It was reported last week that some libraries in Birmingham have “stopped buying books and newspapers” and are requesting donations from the public. Yet just two years earlier, the city had been celebrating the opening of the very shiny state-of-the-art Library of Birmingham which was built at a cost of £188 million. It is the largest civic library in Europe and also features a gallery, theatre, recording studio and extensive archives. However, it is the smaller libraries in the city where the requests have appeared, as the Library of Birmingham itself does not accept donations.
Birmingham city councillor Penny Holbrook said: “whilst we have not corporately asked for donations from the public and this is the action of a few libraries, we do of course welcome any support the public wish to give our community libraries and the council in general. However, we do not expect the public to make up for cuts to the budget from the government.” Requests for new purchases are still being examined “on a case-by-case basis” and the Library of Birmingham is continuing to purchase special collection books such as large print and some non-fiction titles.
Cuts to libraries haven’t just hit Birmingham.

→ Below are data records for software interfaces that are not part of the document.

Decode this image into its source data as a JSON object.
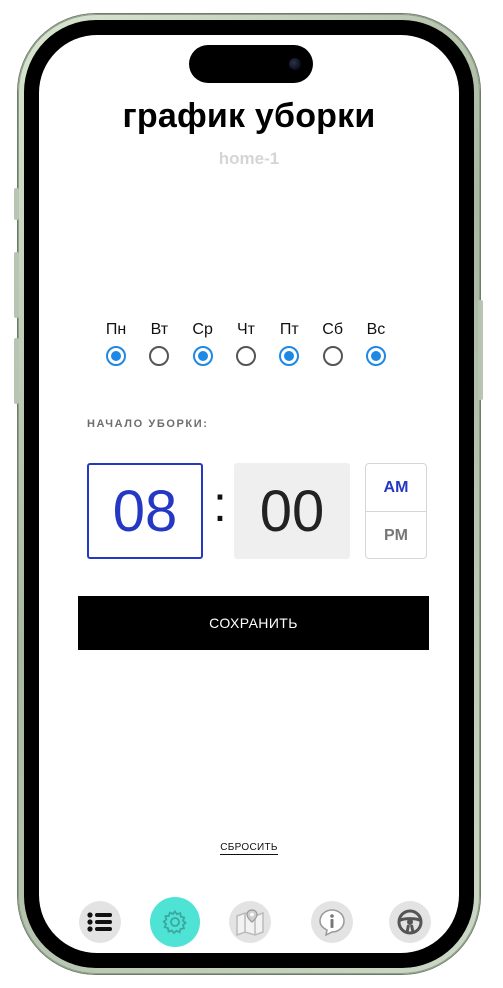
{
  "header": {
    "title": "график уборки",
    "subtitle": "home-1"
  },
  "days": [
    {
      "label": "Пн",
      "selected": true
    },
    {
      "label": "Вт",
      "selected": false
    },
    {
      "label": "Ср",
      "selected": true
    },
    {
      "label": "Чт",
      "selected": false
    },
    {
      "label": "Пт",
      "selected": true
    },
    {
      "label": "Сб",
      "selected": false
    },
    {
      "label": "Вс",
      "selected": true
    }
  ],
  "start": {
    "label": "НАЧАЛО УБОРКИ:",
    "hour": "08",
    "separator": ":",
    "minute": "00",
    "am_label": "AM",
    "pm_label": "PM",
    "period_selected": "AM"
  },
  "actions": {
    "save_label": "СОХРАНИТЬ",
    "reset_label": "СБРОСИТЬ"
  },
  "tabs": [
    {
      "icon": "list-icon",
      "active": false
    },
    {
      "icon": "gear-icon",
      "active": true
    },
    {
      "icon": "map-icon",
      "active": false
    },
    {
      "icon": "info-icon",
      "active": false
    },
    {
      "icon": "steering-wheel-icon",
      "active": false
    }
  ],
  "colors": {
    "accent": "#2438c4",
    "radio_on": "#1e88e5",
    "active_tab": "#4fe3d6",
    "subtitle": "#d5d5d5"
  }
}
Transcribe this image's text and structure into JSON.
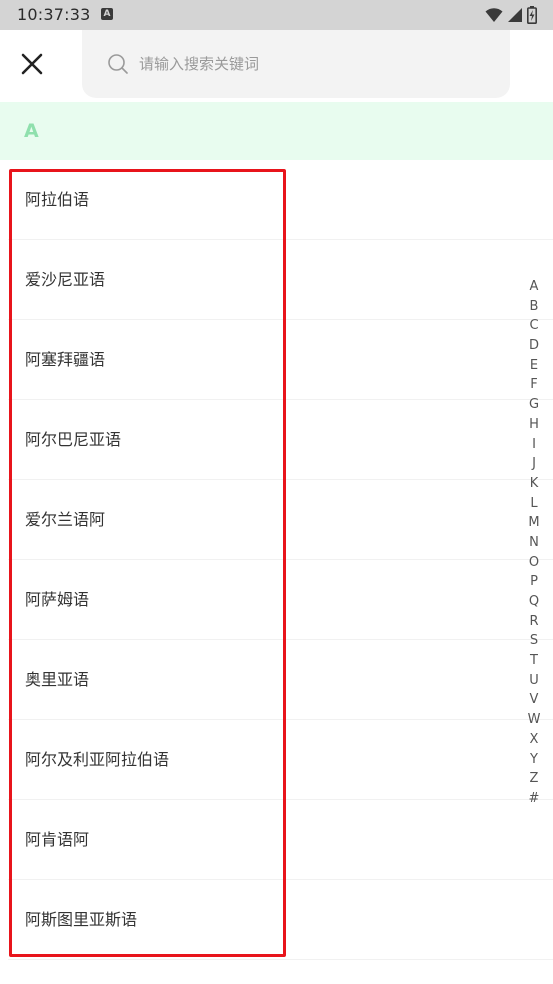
{
  "status_bar": {
    "time": "10:37:33",
    "notification_icon_letter": "A"
  },
  "search": {
    "placeholder": "请输入搜索关键词",
    "value": ""
  },
  "section": {
    "letter": "A"
  },
  "languages": [
    "阿拉伯语",
    "爱沙尼亚语",
    "阿塞拜疆语",
    "阿尔巴尼亚语",
    "爱尔兰语阿",
    "阿萨姆语",
    "奥里亚语",
    "阿尔及利亚阿拉伯语",
    "阿肯语阿",
    "阿斯图里亚斯语"
  ],
  "index_letters": [
    "A",
    "B",
    "C",
    "D",
    "E",
    "F",
    "G",
    "H",
    "I",
    "J",
    "K",
    "L",
    "M",
    "N",
    "O",
    "P",
    "Q",
    "R",
    "S",
    "T",
    "U",
    "V",
    "W",
    "X",
    "Y",
    "Z",
    "#"
  ],
  "colors": {
    "section_bg": "#e8fcef",
    "section_letter": "#8fe0ad",
    "highlight_border": "#e8141b",
    "status_bar_bg": "#d4d4d4"
  }
}
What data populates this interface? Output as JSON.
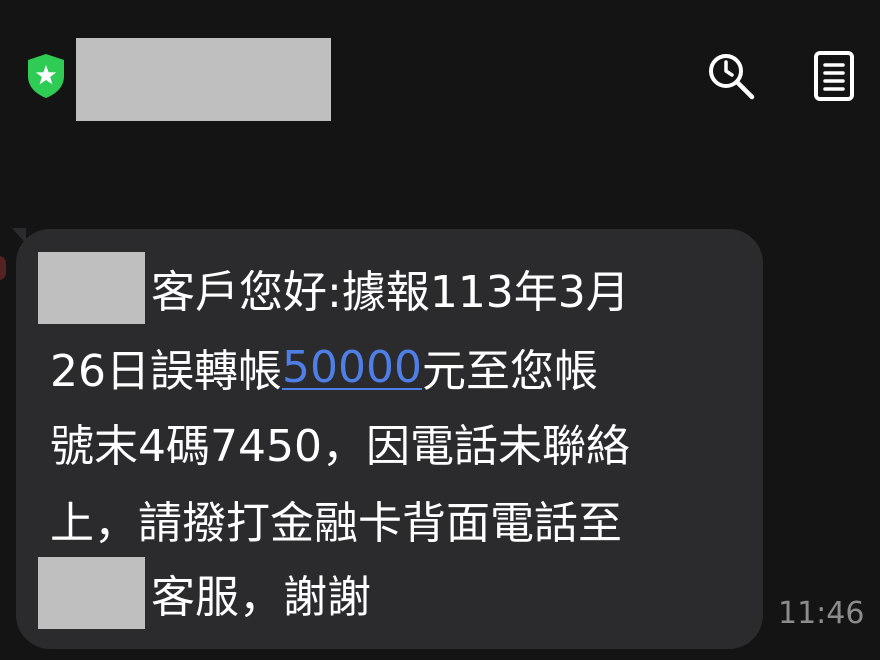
{
  "header": {
    "shield_icon": "shield-star-icon",
    "shield_color": "#2ecc55",
    "search_icon": "search-clock-icon",
    "menu_icon": "document-list-icon"
  },
  "message": {
    "line1_text": "客戶您好:據報113年3月",
    "line2_prefix": "26日誤轉帳",
    "line2_amount": "50000",
    "line2_suffix": "元至您帳",
    "line3_text": "號末4碼7450，因電話未聯絡",
    "line4_text": "上，請撥打金融卡背面電話至",
    "line5_text": "客服，謝謝",
    "time": "11:46",
    "link_color": "#4f7fe6",
    "bubble_color": "#2b2b2d"
  }
}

Many libraries across the country have reduced their budgets for purchasing new books as part of wider cost-cutting efforts. However, this is the first time I’ve come across a self-imposed book-buying ban (or “pause”) until further notice alongside requests for public donations.
Given the financial difficulties facing libraries over the last few years, I’m a little bit surprised that this hasn’t happened sooner and more widely across the country. I don’t know how many books Birmingham libraries have received so far since putting out the appeal but I think it’s likely that there will be a strong response from the public and it could lead to more varied collections of books, particularly in smaller libraries. On the other hand, Birmingham City Council is looking to make savings of over £100 million this year and cutting the annual book fund reported to be around £1 million is a relatively small drop in the ocean which may not help prevent more closures in the long-term.
No matter what type of building it is, a library isn’t a library without adequate resources, which includes both books and knowledgeable staff. Unfortunately, it seems to be already too little too late for the Library of Birmingham which has cut its opening hours and made around half of the original 188 library staff redundant less than two years after opening.
What do you think? Should libraries stop buying books? Which books would you donate to your local library?